Japan’s Minister of Defense Gen Nakatani, U.S. Secretary of the Navy Ray Mabus and Marine Corps commandant Gen. Joseph Dunford Jr. also spoke.
“Today, the United States and Japan are interdependent. Through cooperation in everything from international security to free trade, we depend on one another so that each nation may live in peace and prosperity,” Mabus said.
“As partners, we will face the challenges of the future together, but we will never forget the lessons of our past. In trying times, we will invoke the character traits demonstrated here by Japanese soldiers and United States sailors and Marines: honor, courage, and sacrifice.”
The speeches were followed by wreath-layings, 30 seconds of silence and a volley of rifle fire.
While the colors were retired, many current Marines mingled and traded stories with the old breed.
“The flag went up [on Suribachi] and everyone started firing their guns in the air, the ships were firing, their whistles were blowing; they were going crazy,” recalled Marine veteran Carl DeHaven. “They were like ‘The island’s secure, we’re going to go home.’ But that wasn’t the case.”
DeHaven had the grim task of collecting the dead and wounded and bringing them to either the cemetery or the beach.
“It was a morbid place to go back to because you’re used to seeing all the dead laying around and the dead being carried out, and I was responsible for taking a lot of the dead out.”
After the ceremony, a handful of Marines hiked down the dirt road toward Suribachi for a pilgrimage of honor. It took a little over an hour to reach the 554-foot mountain’s summit, unfurling and raising the stars and stripes in the same spot where Rosenthal’s photo was taken.
“I walked down through the sand a little bit, saw a couple of bunkers, then walked up the mountain,” Master Gunnery Sgt. Kevin Gascon said after reaching the summit. Meeting his predecessors and hearing their stories had left a major impression.
“I got to shake their hands and talk to them about their experiences. This was the best day in the Marine Corps,” he said.
For veterans like Williams and Baker, the battle was still vividly replaying in their memories, and likely will for the rest of their lives. They just hoped the sacrifices of so many were not in vain and that they would continue to be honored after they are gone.
“When he sees Mount Suribachi now, it’s going to mean something to this little fella right here,” Williams said pointing to his small great-grandson.
“If we had never put Old Glory on Mount Suribachi, it would have been just another campaign. But the fact that we put it up on enemy territory, the flag is what energized everything that took place. Our morale was dragging, we had lost so many guys.”

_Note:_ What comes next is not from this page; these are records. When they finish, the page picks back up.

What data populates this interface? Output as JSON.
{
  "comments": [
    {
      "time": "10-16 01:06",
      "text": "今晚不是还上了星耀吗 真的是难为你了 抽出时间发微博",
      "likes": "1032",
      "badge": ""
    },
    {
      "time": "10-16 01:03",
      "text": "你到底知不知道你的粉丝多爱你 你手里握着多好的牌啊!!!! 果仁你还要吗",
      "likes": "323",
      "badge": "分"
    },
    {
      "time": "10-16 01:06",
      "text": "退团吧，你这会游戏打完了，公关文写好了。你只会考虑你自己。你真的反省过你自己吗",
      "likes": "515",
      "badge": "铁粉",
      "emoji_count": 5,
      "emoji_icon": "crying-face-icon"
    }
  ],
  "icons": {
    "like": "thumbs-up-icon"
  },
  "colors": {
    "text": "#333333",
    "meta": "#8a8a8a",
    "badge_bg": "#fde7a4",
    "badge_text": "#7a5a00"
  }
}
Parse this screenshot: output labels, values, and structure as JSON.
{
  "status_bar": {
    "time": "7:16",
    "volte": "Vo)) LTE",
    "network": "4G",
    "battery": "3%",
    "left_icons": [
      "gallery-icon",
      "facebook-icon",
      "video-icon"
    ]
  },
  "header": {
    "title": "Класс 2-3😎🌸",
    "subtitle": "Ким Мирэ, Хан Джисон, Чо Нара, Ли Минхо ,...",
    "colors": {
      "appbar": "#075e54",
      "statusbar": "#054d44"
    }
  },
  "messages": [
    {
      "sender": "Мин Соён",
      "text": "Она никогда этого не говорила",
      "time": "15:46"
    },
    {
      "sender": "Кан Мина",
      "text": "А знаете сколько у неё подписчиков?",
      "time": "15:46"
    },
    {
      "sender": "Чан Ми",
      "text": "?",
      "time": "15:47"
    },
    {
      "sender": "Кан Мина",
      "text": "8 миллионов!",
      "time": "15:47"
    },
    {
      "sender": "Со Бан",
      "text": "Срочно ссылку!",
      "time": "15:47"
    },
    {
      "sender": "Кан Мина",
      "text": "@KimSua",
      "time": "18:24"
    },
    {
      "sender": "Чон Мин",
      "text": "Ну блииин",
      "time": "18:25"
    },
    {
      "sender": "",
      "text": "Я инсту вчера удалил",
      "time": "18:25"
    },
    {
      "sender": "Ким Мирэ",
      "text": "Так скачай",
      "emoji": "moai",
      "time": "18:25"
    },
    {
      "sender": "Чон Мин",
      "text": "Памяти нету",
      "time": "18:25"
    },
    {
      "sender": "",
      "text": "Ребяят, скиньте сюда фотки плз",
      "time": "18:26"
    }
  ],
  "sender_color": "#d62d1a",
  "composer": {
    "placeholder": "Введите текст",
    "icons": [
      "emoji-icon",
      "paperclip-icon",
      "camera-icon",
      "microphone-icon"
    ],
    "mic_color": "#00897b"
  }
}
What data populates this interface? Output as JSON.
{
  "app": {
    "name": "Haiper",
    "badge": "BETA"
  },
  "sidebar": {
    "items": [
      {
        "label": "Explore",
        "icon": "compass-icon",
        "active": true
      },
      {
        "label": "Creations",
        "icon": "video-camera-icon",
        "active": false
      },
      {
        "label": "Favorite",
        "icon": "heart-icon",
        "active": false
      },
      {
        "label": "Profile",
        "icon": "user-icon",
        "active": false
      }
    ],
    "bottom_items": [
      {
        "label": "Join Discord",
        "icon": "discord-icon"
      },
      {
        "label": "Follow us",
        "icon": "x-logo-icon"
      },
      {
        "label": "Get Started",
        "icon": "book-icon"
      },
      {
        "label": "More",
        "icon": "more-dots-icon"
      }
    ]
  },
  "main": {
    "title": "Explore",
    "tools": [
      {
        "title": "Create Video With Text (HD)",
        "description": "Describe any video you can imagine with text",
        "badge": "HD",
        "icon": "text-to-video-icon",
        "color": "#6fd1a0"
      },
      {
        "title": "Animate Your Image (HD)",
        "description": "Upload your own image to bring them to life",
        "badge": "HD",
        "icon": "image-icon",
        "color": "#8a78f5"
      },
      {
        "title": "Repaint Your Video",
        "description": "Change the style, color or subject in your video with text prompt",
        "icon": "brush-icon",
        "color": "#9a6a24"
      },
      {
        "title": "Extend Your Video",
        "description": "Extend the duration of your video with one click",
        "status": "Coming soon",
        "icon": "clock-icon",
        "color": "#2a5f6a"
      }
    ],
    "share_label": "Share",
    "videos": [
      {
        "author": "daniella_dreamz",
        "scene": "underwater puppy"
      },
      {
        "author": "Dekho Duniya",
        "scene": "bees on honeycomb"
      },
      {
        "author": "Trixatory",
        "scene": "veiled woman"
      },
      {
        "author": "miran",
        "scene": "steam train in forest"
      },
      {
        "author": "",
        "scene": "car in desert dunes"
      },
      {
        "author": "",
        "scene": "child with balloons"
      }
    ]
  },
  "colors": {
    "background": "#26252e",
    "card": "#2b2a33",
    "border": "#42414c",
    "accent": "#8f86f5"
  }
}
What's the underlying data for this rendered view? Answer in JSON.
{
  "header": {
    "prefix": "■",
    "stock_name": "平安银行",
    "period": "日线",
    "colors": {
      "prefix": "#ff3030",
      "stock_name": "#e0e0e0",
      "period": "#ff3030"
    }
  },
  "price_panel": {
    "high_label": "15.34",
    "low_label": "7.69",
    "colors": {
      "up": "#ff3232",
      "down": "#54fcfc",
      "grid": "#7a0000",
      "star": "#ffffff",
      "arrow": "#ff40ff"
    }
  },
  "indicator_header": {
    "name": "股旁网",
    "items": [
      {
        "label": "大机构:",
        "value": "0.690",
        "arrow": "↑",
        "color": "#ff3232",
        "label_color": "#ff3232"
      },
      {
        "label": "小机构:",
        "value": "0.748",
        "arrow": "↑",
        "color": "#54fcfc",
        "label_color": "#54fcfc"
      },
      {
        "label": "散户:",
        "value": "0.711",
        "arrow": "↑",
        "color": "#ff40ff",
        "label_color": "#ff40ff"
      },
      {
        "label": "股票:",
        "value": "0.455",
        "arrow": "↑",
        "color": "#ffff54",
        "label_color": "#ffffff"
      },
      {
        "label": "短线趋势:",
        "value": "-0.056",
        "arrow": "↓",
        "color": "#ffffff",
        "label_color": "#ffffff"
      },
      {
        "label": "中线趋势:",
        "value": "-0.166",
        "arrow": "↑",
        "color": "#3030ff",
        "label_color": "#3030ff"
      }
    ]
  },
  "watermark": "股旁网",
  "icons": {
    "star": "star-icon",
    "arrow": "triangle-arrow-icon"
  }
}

Williams’ eyes then twinkled and a smile slowly formed on his face.
“When that flag when up on the 23rd [of February], we got a new spirit. We are going to win this thing. I can still see it, absolutely.”